Complete step by step answer:
The charge at the position $1$ and the charge at the position $4$ cancel each other.
Whereas, the charges at positions $2$ , $5$ , and $3$ , $6$ will not cancel each other.

The magnitude of the electric field \[\left( E \right)\]occurred by a point charge with a charge of magnitude \[Q\] , at some distance $r$ away from the point charge, is given by the equation \[E = \dfrac{{k{\text{Q}}}}{{{r^2}}}\].
Where \[k = 8.99 \times {10^9}{\text{ N }}\dfrac{{{{\text{m}}^2}}}{{{c^2}}}\].

Hence, the right answer is in option $(D) \Rightarrow 2$ .

Additional information:
The electric field is outlined as the electric force per unit charge. The direction of the field is taken to be the direction of the force it might exert on a positive test charge. The electric field is radially outward from a positive charge and in toward a negative charge.

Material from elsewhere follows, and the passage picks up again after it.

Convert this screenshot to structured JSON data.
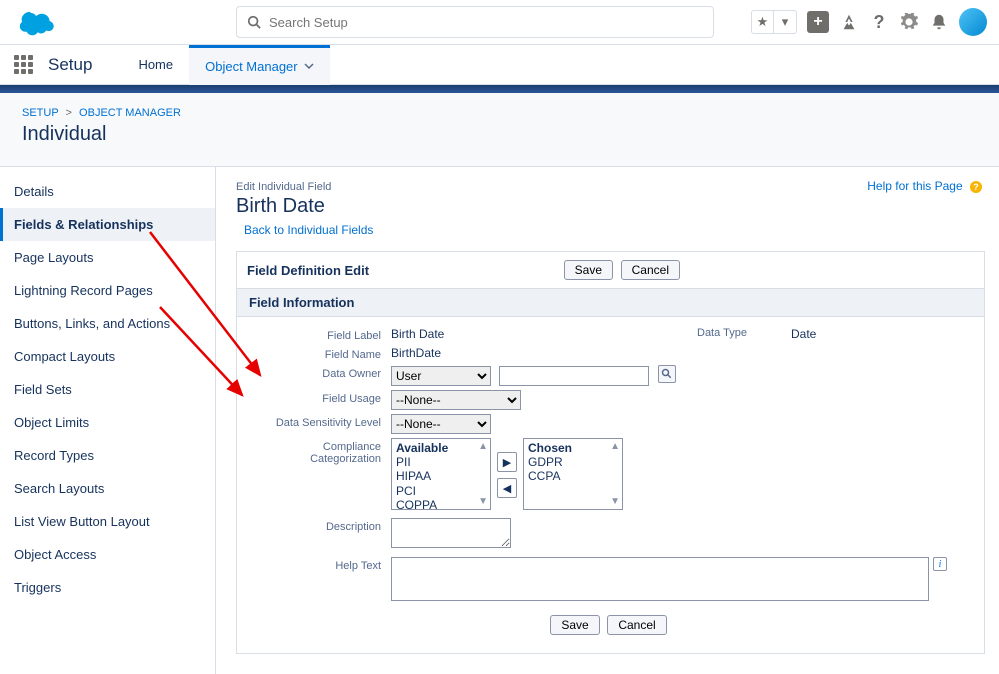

Note: Electric fields allow all things electrical to operate from the simple flashlight to the light switch you turn on when you enter a room and all the way on up to every single device using any form of electricity or Electronics including every computer, smartphone, radio, television, auto, airplane, and many medical advances.